Jump to content
Ultimate Subaru Message Board

03 Outback base model: front caliper rust inside Pistons clean or replace?

Recommended Posts

This is a follow up to a thread from last week about replacing a front caliper and recommendations as to used, new, brand, etc.


I started out with a garage that told me my front passenger brake was sticking, the cause of our 2003 base model outback 146k miles, pulling to the right. They recommended replacing the caliper, rotor, pads at about $600. I just did a $90 alignment and $550 worth of tires so wasn't in a position to spend another $600. I asked did they check the slide pins, they said yes that's not the issue. I declined and took it home and started looking for answers.

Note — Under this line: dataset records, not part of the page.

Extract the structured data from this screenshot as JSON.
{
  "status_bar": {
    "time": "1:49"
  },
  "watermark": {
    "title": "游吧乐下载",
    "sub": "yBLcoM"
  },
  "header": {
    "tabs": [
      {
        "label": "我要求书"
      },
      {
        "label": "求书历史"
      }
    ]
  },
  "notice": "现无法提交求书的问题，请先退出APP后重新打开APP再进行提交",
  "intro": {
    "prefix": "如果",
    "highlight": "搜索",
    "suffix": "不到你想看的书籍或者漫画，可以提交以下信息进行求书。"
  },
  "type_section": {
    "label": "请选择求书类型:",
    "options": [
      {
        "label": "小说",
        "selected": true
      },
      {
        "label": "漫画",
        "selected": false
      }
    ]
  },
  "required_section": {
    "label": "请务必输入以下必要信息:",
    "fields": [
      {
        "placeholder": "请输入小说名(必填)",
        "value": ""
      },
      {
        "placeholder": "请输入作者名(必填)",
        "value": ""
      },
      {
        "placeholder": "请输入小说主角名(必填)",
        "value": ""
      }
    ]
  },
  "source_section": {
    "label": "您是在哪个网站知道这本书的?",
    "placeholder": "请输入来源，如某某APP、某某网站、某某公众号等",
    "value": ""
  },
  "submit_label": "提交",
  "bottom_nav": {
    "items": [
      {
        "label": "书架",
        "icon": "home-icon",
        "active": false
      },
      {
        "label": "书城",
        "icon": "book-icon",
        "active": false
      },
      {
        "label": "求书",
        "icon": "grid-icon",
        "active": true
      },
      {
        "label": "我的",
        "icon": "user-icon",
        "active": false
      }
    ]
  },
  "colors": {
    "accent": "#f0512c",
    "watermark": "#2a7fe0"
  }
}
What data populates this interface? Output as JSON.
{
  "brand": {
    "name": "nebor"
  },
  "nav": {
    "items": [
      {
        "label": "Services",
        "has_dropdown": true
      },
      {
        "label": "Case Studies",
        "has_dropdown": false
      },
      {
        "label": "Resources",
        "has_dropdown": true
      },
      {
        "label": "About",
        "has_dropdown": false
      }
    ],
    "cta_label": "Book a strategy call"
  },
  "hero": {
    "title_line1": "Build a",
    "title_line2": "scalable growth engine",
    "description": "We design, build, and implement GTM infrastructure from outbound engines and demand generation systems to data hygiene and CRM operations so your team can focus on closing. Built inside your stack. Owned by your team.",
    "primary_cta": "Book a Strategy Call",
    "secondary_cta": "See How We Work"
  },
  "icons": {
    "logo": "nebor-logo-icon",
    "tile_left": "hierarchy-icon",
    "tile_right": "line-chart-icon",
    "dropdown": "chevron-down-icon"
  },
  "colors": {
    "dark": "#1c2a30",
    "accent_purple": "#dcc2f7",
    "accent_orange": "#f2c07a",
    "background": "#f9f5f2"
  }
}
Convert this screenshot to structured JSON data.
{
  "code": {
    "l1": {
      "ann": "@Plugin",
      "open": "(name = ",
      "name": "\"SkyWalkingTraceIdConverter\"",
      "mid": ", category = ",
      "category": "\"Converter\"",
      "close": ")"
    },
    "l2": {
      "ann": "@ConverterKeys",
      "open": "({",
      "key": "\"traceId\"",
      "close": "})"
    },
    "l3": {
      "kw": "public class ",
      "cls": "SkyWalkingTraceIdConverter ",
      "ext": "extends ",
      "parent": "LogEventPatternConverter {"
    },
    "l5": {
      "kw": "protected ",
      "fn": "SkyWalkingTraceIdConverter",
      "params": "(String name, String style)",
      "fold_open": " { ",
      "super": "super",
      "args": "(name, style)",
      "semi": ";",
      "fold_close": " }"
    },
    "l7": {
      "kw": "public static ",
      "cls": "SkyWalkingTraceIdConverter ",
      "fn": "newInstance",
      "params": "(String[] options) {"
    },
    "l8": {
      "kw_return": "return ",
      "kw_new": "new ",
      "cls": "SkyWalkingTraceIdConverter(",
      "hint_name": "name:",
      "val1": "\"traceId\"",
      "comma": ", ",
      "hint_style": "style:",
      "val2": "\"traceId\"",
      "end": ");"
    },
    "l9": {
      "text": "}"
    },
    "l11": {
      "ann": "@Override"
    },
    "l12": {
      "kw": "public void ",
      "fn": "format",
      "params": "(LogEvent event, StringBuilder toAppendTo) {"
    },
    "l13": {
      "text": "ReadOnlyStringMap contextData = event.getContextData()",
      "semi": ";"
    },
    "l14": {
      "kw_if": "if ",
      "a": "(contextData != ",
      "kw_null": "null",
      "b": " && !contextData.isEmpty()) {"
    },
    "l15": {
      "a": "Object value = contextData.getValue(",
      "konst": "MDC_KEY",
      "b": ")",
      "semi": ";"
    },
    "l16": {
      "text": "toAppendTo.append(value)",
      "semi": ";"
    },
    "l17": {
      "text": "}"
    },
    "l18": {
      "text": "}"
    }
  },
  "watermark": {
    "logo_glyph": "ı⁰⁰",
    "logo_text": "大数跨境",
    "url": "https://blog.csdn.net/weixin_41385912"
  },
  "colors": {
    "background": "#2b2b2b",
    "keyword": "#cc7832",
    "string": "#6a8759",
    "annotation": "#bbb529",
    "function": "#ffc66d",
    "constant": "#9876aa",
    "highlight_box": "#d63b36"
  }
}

I finally after having our garage snowed in, was able to pull the wheel, and examine the caliper today. One slide pin worked fine, the lower one was frozen. It took a pliers and brute force to move. Once out, the good one was lubed, the bad one was bone dry.


Next once I got the pads out I found the backs of the pads against the pistons to be very rusted and the insides of the Pistons to be full of rust or dirt or both. One had rust inside, the other looked like a pipe that corroded down to 80% of its capacity.


So from here, should I clean the insides with a wire brush maybe on a dremel, or just clean away the loose debri/rust, or replace the caliper. Nowhere locally can I find a rebuild kit that includes new pistons and we have all the major chains. Subaru tells me they discontinued caliper rebuild kits.


I bought a new Subaru rotor, and pad set with the hardware. If not for the rust I'd be looking at a simple clean & lube I think. I'm still pretty new to this and not sure I'd be able to rebuild the caliper, if I could find a kit.


I'd like to finish this up, today Tuesday the 21st here in eastern PA because I'm working in an unheated garage and it's supposed to get cold again on Wednesday. I've got a bad back & neck, so working in the cold is not good for it.


Thank you in advance for any help & advice. Spiney-Dave

Link to comment
Share on other sites

if the piston boots are fine - ignore the rust and reassemble.  sometimes i'll knock the loose stuff out just for kicks 


that is surface rust and entirely benign. those pistons are thick and will never rust through before something else fails.  the bore and parts of the piston you can't see are the critical areas and covered by the piston boot. 


i've driven many years with even slight cracks in piston boots.  if you have a cracked piston boot then replace with a used caliper. 

if you're up for a little extra grunt work you can rebuild the caliper. 


even if the boot was torn i'd just assemble it as-is for today and plan to deal with it in the next two years, get your parts ready, etc. 

  • Like 1
Link to comment
Share on other sites



I've done my own car repairs on my vehicles and friends and family for 50 years, and have cleaned up many calipers that were seized or sticking. The only time the piston needs replacing, is if its badly pitted on the surface that slides into the caliper past the piston/caliper seal. Bad pits on that surface will cause fluid leaks. Rust on the rest of the piston is a non issue, as long as the end of the piston that pushes on the brake pad is relatively clean and level.


I have never had to replace a caliper on any car I've ever worked on. A piston or two, yes, but it is rare to see one bad enough to replace.

Link to comment
Share on other sites

Join the conversation

You can post now and register later. If you have an account, sign in now to post with your account.

Reply to this topic...

×   Pasted as rich text.   Paste as plain text instead

  Only 75 emoji are allowed.

×   Your link has been automatically embedded.   Display as a link instead

×   Your previous content has been restored.   Clear editor

×   You cannot paste images directly. Upload or insert images from URL.


  • Create New...